LONDON — Border policies between nations have become a hot-button issue in recent years. As politicians argue about how easy it should or shouldn’t be to move between countries, a new report is stressing the need for strict controls at national borders because of one thing: COVID-19.
Researchers from University College London find border controls and quarantining must become common practice in order to stop future pandemics from spreading around the globe. Restricting entry to countries is essential for stopping COVID and further health crises, the study authors argue.
Comprehensive case finding, repeat testing to rule out false results, apps, and the use of GPS data to enable contact tracing and self-isolation will also be essential. Scientists add people should also receive financial support to make it easier to adhere to these regulations.
The report is based on a review of 118 studies covering the periods May 2019 to May 2020, June 2020, and January 2021, respectively. The review identified the best strategies for a successful FTTIS (find, test, trace, isolate, and support) to rapidly control outbreaks.
“Interrupting transmission of COVID-19 has depended on rapid isolation of infected individuals,” lead author Dr. Sheng-Chia Chung and the team writes in the journal BMJ Open.
“For this to happen, a complex set of co-ordinated elements must be implemented to find potential cases, either by identifying those who have symptoms or examination of individuals at risk, test to confirm the presence of infection, trace contacts, isolate those infected and their contacts and support those in isolation to reduce the risk that they will breach any restrictions.”
Healthcare workers need the most protections
Various elements of an FTTIS system have long been core elements of public health. However, COVID infections have specific characteristics, such as silent transmission and a “strong age gradient in disease severity,” that remain poorly understood. Researchers hope the study will improve the design and implementation of current systems.
Study authors systematically reviewed international studies which evaluated contact tracing, testing, self-isolation, and quarantine on COVID-19 management. Optimum strategies to control pandemics early on included border controls, restricted entry, and inbound traveler quarantines.
The study finds those most at risk, such as healthcare workers and care home residents, should be tested. Existing laboratory networks should also be repurposed and new testing sites created to meet demand. From there, pooled and repeated testing can help improve efficiency and minimize false negative results.
“We identified in our systematic review the core elements for an effective FTTIS system necessary to interrupt the spread of a novel infectious disease, as in the COVID-19 pandemic,” study authors write.
The researchers believe timely and adequate information reduces uncertainty and anxiety during widespread emergencies.
“Support for mental or physical health and livelihood is needed for individuals undergoing self-isolation/quarantine,” Dr. Chung’s team continues. “An integrated system with rolling-wave planning can best use effective FTTIS tools to respond to the fast-changing COVID-19 pandemic.”
Local and nation governments need to work seamlessly
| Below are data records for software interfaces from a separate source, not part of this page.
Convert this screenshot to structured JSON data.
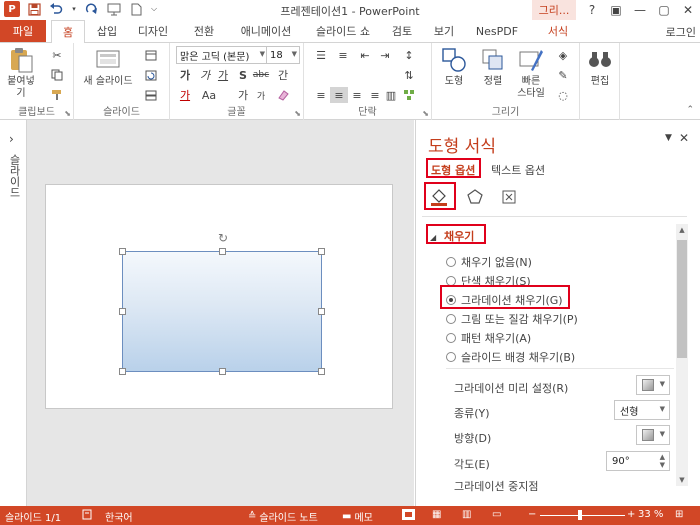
{
  "app": {
    "title": "프레젠테이션1 - PowerPoint",
    "context_tab_group": "그리...",
    "logo_letter": "P",
    "window_controls": [
      "?",
      "▣",
      "—",
      "▢",
      "✕"
    ]
  },
  "tabs": {
    "file": "파일",
    "home": "홈",
    "insert": "삽입",
    "design": "디자인",
    "transitions": "전환",
    "animations": "애니메이션",
    "slideshow": "슬라이드 쇼",
    "review": "검토",
    "view": "보기",
    "nespdf": "NesPDF",
    "format": "서식",
    "login": "로그인"
  },
  "ribbon": {
    "clipboard": {
      "label": "클립보드",
      "paste": "붙여넣기"
    },
    "slides": {
      "label": "슬라이드",
      "new_slide": "새 슬라이드"
    },
    "font": {
      "label": "글꼴",
      "font_name": "맑은 고딕 (본문)",
      "font_size": "18",
      "bold": "가",
      "italic": "가",
      "underline": "가",
      "strike": "S",
      "shadow": "abc",
      "spacing": "간",
      "font_color": "가",
      "case": "Aa",
      "grow": "가",
      "shrink": "가"
    },
    "paragraph": {
      "label": "단락"
    },
    "drawing": {
      "label": "그리기",
      "shapes": "도형",
      "arrange": "정렬",
      "quick_styles_1": "빠른",
      "quick_styles_2": "스타일"
    },
    "editing": {
      "label": "편집",
      "edit": "편집"
    }
  },
  "thumbnails": {
    "label": "슬라이드",
    "chevron": "›"
  },
  "pane": {
    "title": "도형 서식",
    "tab_shape_options": "도형 옵션",
    "tab_text_options": "텍스트 옵션",
    "fill_section": "채우기",
    "fill_options": [
      {
        "label": "채우기 없음(N)",
        "selected": false
      },
      {
        "label": "단색 채우기(S)",
        "selected": false
      },
      {
        "label": "그라데이션 채우기(G)",
        "selected": true
      },
      {
        "label": "그림 또는 질감 채우기(P)",
        "selected": false
      },
      {
        "label": "패턴 채우기(A)",
        "selected": false
      },
      {
        "label": "슬라이드 배경 채우기(B)",
        "selected": false
      }
    ],
    "preset_label": "그라데이션 미리 설정(R)",
    "type_label": "종류(Y)",
    "type_value": "선형",
    "direction_label": "방향(D)",
    "angle_label": "각도(E)",
    "angle_value": "90°",
    "stops_label": "그라데이션 중지점"
  },
  "status": {
    "slide_count": "슬라이드 1/1",
    "language": "한국어",
    "notes": "슬라이드 노트",
    "comments": "메모",
    "zoom": "33 %",
    "zoom_percent": 33
  },
  "colors": {
    "accent": "#d24726",
    "accent_text": "#c43e1c",
    "highlight_box": "#e0001b"
  }
}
The report notes all components need to be seamlessly integrated and health service data at local, regional, and national level — linked through real-time data sharing and dashboards. Regular press conferences by the central outbreak control team should update the public on the progress of the pandemic, changes in policies, and to correct misinformation. There should also be open and balanced discussions on public concerns, such as personal data privacy, protection, and curbs on personal freedoms for the public good.
“This comprehensive systematic review identified effective strategies for a successful FTTIS system to interrupt the spread of a novel infectious disease,” researchers conclude. “These include border controls, restricted entry, inbound traveler quarantine and screening for case finding; repeated testing to minimize false diagnoses and pooled testing in resource-limited circumstances; extended quarantine period and the use of digital tools for contact tracing and self-isolation. Our findings can inform policy in future pandemics,” conclude the researchers. And they “may inform countries considering implementing these measures.”
SWNS writer Mark Waghorn contributed to this report.